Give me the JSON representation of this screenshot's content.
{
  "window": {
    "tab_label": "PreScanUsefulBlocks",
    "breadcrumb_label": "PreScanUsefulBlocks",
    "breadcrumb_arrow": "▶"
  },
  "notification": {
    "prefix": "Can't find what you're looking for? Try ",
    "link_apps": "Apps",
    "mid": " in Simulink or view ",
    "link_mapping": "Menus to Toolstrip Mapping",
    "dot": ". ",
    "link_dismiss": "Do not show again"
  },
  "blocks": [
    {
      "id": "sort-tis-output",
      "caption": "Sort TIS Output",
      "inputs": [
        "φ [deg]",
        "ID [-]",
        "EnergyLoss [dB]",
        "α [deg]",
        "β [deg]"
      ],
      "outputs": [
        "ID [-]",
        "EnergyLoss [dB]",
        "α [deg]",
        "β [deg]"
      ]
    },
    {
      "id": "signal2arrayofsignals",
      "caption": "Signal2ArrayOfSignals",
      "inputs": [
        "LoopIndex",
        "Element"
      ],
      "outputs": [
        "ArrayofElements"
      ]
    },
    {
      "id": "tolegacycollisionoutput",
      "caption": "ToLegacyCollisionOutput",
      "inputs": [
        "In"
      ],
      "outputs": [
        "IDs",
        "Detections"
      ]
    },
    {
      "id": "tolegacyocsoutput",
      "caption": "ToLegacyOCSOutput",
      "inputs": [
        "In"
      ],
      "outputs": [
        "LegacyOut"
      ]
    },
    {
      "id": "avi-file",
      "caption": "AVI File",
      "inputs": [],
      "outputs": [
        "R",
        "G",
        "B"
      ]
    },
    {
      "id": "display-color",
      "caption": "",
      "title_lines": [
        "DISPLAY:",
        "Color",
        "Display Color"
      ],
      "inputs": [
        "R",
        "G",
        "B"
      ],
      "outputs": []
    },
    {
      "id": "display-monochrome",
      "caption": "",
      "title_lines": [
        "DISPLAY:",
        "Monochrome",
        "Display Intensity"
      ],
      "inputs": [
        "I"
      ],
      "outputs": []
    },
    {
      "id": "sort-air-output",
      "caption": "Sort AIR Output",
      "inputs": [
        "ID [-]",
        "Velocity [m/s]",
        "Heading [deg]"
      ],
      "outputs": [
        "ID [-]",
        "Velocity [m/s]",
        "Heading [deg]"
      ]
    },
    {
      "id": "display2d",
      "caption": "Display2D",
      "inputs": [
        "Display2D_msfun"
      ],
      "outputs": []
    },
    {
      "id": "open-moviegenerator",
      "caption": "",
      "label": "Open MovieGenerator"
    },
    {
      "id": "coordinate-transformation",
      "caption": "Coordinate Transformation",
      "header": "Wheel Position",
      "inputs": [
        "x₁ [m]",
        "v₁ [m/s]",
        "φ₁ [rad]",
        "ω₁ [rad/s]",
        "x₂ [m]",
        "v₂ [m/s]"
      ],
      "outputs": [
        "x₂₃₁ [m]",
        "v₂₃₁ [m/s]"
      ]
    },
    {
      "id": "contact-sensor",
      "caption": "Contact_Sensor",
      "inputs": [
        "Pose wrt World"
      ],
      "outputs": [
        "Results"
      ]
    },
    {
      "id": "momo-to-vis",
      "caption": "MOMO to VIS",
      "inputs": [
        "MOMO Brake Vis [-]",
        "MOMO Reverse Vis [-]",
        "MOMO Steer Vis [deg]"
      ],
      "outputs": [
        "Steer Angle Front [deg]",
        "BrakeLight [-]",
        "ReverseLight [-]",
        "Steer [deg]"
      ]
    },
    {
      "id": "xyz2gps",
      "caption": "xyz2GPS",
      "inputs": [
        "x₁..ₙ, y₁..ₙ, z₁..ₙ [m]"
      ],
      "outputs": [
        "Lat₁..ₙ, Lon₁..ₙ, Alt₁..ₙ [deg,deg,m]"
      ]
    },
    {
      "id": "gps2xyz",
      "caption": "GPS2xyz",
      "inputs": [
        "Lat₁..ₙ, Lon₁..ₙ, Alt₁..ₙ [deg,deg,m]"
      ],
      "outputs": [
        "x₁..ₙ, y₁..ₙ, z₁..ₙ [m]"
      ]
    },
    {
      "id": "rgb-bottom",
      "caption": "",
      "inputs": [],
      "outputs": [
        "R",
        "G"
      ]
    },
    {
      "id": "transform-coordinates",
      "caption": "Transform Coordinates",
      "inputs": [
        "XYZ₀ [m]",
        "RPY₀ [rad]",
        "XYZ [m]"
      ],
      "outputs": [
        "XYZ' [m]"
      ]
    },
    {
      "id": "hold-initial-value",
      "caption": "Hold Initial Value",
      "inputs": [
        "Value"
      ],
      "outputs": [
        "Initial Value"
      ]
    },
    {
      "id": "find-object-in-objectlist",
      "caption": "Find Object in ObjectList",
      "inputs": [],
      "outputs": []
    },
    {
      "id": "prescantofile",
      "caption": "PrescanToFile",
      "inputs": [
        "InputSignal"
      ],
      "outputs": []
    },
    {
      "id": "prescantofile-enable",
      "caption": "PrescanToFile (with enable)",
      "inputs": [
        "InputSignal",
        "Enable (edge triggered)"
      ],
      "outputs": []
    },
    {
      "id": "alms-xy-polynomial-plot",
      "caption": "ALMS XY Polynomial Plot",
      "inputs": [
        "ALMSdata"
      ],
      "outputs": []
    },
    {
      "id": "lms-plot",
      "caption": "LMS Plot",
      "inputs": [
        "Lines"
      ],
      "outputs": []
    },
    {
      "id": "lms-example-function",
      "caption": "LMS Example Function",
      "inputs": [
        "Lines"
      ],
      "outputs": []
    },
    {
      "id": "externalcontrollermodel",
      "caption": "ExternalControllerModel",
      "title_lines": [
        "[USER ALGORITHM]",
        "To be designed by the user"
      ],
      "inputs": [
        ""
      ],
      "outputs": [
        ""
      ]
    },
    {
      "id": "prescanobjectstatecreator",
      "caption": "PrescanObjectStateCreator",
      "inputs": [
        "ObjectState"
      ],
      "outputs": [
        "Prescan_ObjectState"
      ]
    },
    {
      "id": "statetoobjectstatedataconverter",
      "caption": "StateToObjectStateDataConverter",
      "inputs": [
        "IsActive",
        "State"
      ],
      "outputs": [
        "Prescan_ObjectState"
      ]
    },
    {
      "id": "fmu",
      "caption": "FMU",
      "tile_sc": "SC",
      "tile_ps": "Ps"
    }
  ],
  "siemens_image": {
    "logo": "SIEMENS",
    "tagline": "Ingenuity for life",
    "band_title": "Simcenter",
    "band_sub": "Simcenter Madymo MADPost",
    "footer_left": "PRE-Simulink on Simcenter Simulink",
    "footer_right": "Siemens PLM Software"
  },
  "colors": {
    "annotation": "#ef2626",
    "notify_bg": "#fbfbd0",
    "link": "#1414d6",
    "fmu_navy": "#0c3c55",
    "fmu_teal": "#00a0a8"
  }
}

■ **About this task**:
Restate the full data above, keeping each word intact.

■ **Expected answer**:
Give me the JSON representation of this screenshot's content.
{
  "window": {
    "tab_label": "PreScanUsefulBlocks",
    "breadcrumb_label": "PreScanUsefulBlocks",
    "breadcrumb_arrow": "▶"
  },
  "notification": {
    "prefix": "Can't find what you're looking for? Try ",
    "link_apps": "Apps",
    "mid": " in Simulink or view ",
    "link_mapping": "Menus to Toolstrip Mapping",
    "dot": ". ",
    "link_dismiss": "Do not show again"
  },
  "blocks": [
    {
      "id": "sort-tis-output",
      "caption": "Sort TIS Output",
      "inputs": [
        "φ [deg]",
        "ID [-]",
        "EnergyLoss [dB]",
        "α [deg]",
        "β [deg]"
      ],
      "outputs": [
        "ID [-]",
        "EnergyLoss [dB]",
        "α [deg]",
        "β [deg]"
      ]
    },
    {
      "id": "signal2arrayofsignals",
      "caption": "Signal2ArrayOfSignals",
      "inputs": [
        "LoopIndex",
        "Element"
      ],
      "outputs": [
        "ArrayofElements"
      ]
    },
    {
      "id": "tolegacycollisionoutput",
      "caption": "ToLegacyCollisionOutput",
      "inputs": [
        "In"
      ],
      "outputs": [
        "IDs",
        "Detections"
      ]
    },
    {
      "id": "tolegacyocsoutput",
      "caption": "ToLegacyOCSOutput",
      "inputs": [
        "In"
      ],
      "outputs": [
        "LegacyOut"
      ]
    },
    {
      "id": "avi-file",
      "caption": "AVI File",
      "inputs": [],
      "outputs": [
        "R",
        "G",
        "B"
      ]
    },
    {
      "id": "display-color",
      "caption": "",
      "title_lines": [
        "DISPLAY:",
        "Color",
        "Display Color"
      ],
      "inputs": [
        "R",
        "G",
        "B"
      ],
      "outputs": []
    },
    {
      "id": "display-monochrome",
      "caption": "",
      "title_lines": [
        "DISPLAY:",
        "Monochrome",
        "Display Intensity"
      ],
      "inputs": [
        "I"
      ],
      "outputs": []
    },
    {
      "id": "sort-air-output",
      "caption": "Sort AIR Output",
      "inputs": [
        "ID [-]",
        "Velocity [m/s]",
        "Heading [deg]"
      ],
      "outputs": [
        "ID [-]",
        "Velocity [m/s]",
        "Heading [deg]"
      ]
    },
    {
      "id": "display2d",
      "caption": "Display2D",
      "inputs": [
        "Display2D_msfun"
      ],
      "outputs": []
    },
    {
      "id": "open-moviegenerator",
      "caption": "",
      "label": "Open MovieGenerator"
    },
    {
      "id": "coordinate-transformation",
      "caption": "Coordinate Transformation",
      "header": "Wheel Position",
      "inputs": [
        "x₁ [m]",
        "v₁ [m/s]",
        "φ₁ [rad]",
        "ω₁ [rad/s]",
        "x₂ [m]",
        "v₂ [m/s]"
      ],
      "outputs": [
        "x₂₃₁ [m]",
        "v₂₃₁ [m/s]"
      ]
    },
    {
      "id": "contact-sensor",
      "caption": "Contact_Sensor",
      "inputs": [
        "Pose wrt World"
      ],
      "outputs": [
        "Results"
      ]
    },
    {
      "id": "momo-to-vis",
      "caption": "MOMO to VIS",
      "inputs": [
        "MOMO Brake Vis [-]",
        "MOMO Reverse Vis [-]",
        "MOMO Steer Vis [deg]"
      ],
      "outputs": [
        "Steer Angle Front [deg]",
        "BrakeLight [-]",
        "ReverseLight [-]",
        "Steer [deg]"
      ]
    },
    {
      "id": "xyz2gps",
      "caption": "xyz2GPS",
      "inputs": [
        "x₁..ₙ, y₁..ₙ, z₁..ₙ [m]"
      ],
      "outputs": [
        "Lat₁..ₙ, Lon₁..ₙ, Alt₁..ₙ [deg,deg,m]"
      ]
    },
    {
      "id": "gps2xyz",
      "caption": "GPS2xyz",
      "inputs": [
        "Lat₁..ₙ, Lon₁..ₙ, Alt₁..ₙ [deg,deg,m]"
      ],
      "outputs": [
        "x₁..ₙ, y₁..ₙ, z₁..ₙ [m]"
      ]
    },
    {
      "id": "rgb-bottom",
      "caption": "",
      "inputs": [],
      "outputs": [
        "R",
        "G"
      ]
    },
    {
      "id": "transform-coordinates",
      "caption": "Transform Coordinates",
      "inputs": [
        "XYZ₀ [m]",
        "RPY₀ [rad]",
        "XYZ [m]"
      ],
      "outputs": [
        "XYZ' [m]"
      ]
    },
    {
      "id": "hold-initial-value",
      "caption": "Hold Initial Value",
      "inputs": [
        "Value"
      ],
      "outputs": [
        "Initial Value"
      ]
    },
    {
      "id": "find-object-in-objectlist",
      "caption": "Find Object in ObjectList",
      "inputs": [],
      "outputs": []
    },
    {
      "id": "prescantofile",
      "caption": "PrescanToFile",
      "inputs": [
        "InputSignal"
      ],
      "outputs": []
    },
    {
      "id": "prescantofile-enable",
      "caption": "PrescanToFile (with enable)",
      "inputs": [
        "InputSignal",
        "Enable (edge triggered)"
      ],
      "outputs": []
    },
    {
      "id": "alms-xy-polynomial-plot",
      "caption": "ALMS XY Polynomial Plot",
      "inputs": [
        "ALMSdata"
      ],
      "outputs": []
    },
    {
      "id": "lms-plot",
      "caption": "LMS Plot",
      "inputs": [
        "Lines"
      ],
      "outputs": []
    },
    {
      "id": "lms-example-function",
      "caption": "LMS Example Function",
      "inputs": [
        "Lines"
      ],
      "outputs": []
    },
    {
      "id": "externalcontrollermodel",
      "caption": "ExternalControllerModel",
      "title_lines": [
        "[USER ALGORITHM]",
        "To be designed by the user"
      ],
      "inputs": [
        ""
      ],
      "outputs": [
        ""
      ]
    },
    {
      "id": "prescanobjectstatecreator",
      "caption": "PrescanObjectStateCreator",
      "inputs": [
        "ObjectState"
      ],
      "outputs": [
        "Prescan_ObjectState"
      ]
    },
    {
      "id": "statetoobjectstatedataconverter",
      "caption": "StateToObjectStateDataConverter",
      "inputs": [
        "IsActive",
        "State"
      ],
      "outputs": [
        "Prescan_ObjectState"
      ]
    },
    {
      "id": "fmu",
      "caption": "FMU",
      "tile_sc": "SC",
      "tile_ps": "Ps"
    }
  ],
  "siemens_image": {
    "logo": "SIEMENS",
    "tagline": "Ingenuity for life",
    "band_title": "Simcenter",
    "band_sub": "Simcenter Madymo MADPost",
    "footer_left": "PRE-Simulink on Simcenter Simulink",
    "footer_right": "Siemens PLM Software"
  },
  "colors": {
    "annotation": "#ef2626",
    "notify_bg": "#fbfbd0",
    "link": "#1414d6",
    "fmu_navy": "#0c3c55",
    "fmu_teal": "#00a0a8"
  }
}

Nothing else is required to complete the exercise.